» YOUR TASK:
Each line below is to be written out in full, exactly as shown.

Extracted records
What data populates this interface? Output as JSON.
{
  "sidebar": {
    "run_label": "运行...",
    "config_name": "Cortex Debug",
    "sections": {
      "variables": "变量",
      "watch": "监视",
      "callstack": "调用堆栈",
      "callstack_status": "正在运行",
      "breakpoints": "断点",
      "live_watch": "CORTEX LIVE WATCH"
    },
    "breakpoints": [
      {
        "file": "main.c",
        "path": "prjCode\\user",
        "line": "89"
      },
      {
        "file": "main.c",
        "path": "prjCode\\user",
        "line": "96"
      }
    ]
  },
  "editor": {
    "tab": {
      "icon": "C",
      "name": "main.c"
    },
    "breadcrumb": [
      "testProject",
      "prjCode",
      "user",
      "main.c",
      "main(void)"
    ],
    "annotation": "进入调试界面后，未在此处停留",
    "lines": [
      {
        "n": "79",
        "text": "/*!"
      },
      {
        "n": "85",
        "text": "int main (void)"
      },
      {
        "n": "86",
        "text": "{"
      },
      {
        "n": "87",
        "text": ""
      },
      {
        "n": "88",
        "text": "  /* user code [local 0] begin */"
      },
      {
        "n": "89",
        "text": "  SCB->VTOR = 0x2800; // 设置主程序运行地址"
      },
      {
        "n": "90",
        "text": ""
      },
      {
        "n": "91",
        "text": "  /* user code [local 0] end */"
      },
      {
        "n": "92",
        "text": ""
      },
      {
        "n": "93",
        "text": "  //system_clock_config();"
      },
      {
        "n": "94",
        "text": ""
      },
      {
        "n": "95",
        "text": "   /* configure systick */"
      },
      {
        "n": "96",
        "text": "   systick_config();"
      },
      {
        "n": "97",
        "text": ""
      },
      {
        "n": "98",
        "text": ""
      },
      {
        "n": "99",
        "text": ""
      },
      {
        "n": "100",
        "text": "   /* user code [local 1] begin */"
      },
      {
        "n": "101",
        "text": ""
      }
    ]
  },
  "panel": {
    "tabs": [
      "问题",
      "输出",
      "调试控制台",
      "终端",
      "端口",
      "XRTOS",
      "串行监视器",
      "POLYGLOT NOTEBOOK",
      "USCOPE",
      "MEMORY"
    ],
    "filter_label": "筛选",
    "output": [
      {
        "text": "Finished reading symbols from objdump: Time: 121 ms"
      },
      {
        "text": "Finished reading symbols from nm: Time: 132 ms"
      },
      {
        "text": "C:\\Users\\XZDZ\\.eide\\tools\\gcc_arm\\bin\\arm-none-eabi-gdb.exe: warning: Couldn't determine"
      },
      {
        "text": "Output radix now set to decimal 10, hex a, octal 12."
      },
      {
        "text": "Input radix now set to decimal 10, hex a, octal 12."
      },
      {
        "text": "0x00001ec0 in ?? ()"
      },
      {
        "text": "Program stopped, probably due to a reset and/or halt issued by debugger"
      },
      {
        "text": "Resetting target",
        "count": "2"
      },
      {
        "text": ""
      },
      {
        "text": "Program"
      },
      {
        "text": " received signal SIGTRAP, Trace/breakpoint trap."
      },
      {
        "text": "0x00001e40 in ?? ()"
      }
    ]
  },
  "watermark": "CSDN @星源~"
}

» ANSWER TO THIS EXERCISE:
What data populates this interface? Output as JSON.
{
  "sidebar": {
    "run_label": "运行...",
    "config_name": "Cortex Debug",
    "sections": {
      "variables": "变量",
      "watch": "监视",
      "callstack": "调用堆栈",
      "callstack_status": "正在运行",
      "breakpoints": "断点",
      "live_watch": "CORTEX LIVE WATCH"
    },
    "breakpoints": [
      {
        "file": "main.c",
        "path": "prjCode\\user",
        "line": "89"
      },
      {
        "file": "main.c",
        "path": "prjCode\\user",
        "line": "96"
      }
    ]
  },
  "editor": {
    "tab": {
      "icon": "C",
      "name": "main.c"
    },
    "breadcrumb": [
      "testProject",
      "prjCode",
      "user",
      "main.c",
      "main(void)"
    ],
    "annotation": "进入调试界面后，未在此处停留",
    "lines": [
      {
        "n": "79",
        "text": "/*!"
      },
      {
        "n": "85",
        "text": "int main (void)"
      },
      {
        "n": "86",
        "text": "{"
      },
      {
        "n": "87",
        "text": ""
      },
      {
        "n": "88",
        "text": "  /* user code [local 0] begin */"
      },
      {
        "n": "89",
        "text": "  SCB->VTOR = 0x2800; // 设置主程序运行地址"
      },
      {
        "n": "90",
        "text": ""
      },
      {
        "n": "91",
        "text": "  /* user code [local 0] end */"
      },
      {
        "n": "92",
        "text": ""
      },
      {
        "n": "93",
        "text": "  //system_clock_config();"
      },
      {
        "n": "94",
        "text": ""
      },
      {
        "n": "95",
        "text": "   /* configure systick */"
      },
      {
        "n": "96",
        "text": "   systick_config();"
      },
      {
        "n": "97",
        "text": ""
      },
      {
        "n": "98",
        "text": ""
      },
      {
        "n": "99",
        "text": ""
      },
      {
        "n": "100",
        "text": "   /* user code [local 1] begin */"
      },
      {
        "n": "101",
        "text": ""
      }
    ]
  },
  "panel": {
    "tabs": [
      "问题",
      "输出",
      "调试控制台",
      "终端",
      "端口",
      "XRTOS",
      "串行监视器",
      "POLYGLOT NOTEBOOK",
      "USCOPE",
      "MEMORY"
    ],
    "filter_label": "筛选",
    "output": [
      {
        "text": "Finished reading symbols from objdump: Time: 121 ms"
      },
      {
        "text": "Finished reading symbols from nm: Time: 132 ms"
      },
      {
        "text": "C:\\Users\\XZDZ\\.eide\\tools\\gcc_arm\\bin\\arm-none-eabi-gdb.exe: warning: Couldn't determine"
      },
      {
        "text": "Output radix now set to decimal 10, hex a, octal 12."
      },
      {
        "text": "Input radix now set to decimal 10, hex a, octal 12."
      },
      {
        "text": "0x00001ec0 in ?? ()"
      },
      {
        "text": "Program stopped, probably due to a reset and/or halt issued by debugger"
      },
      {
        "text": "Resetting target",
        "count": "2"
      },
      {
        "text": ""
      },
      {
        "text": "Program"
      },
      {
        "text": " received signal SIGTRAP, Trace/breakpoint trap."
      },
      {
        "text": "0x00001e40 in ?? ()"
      }
    ]
  },
  "watermark": "CSDN @星源~"
}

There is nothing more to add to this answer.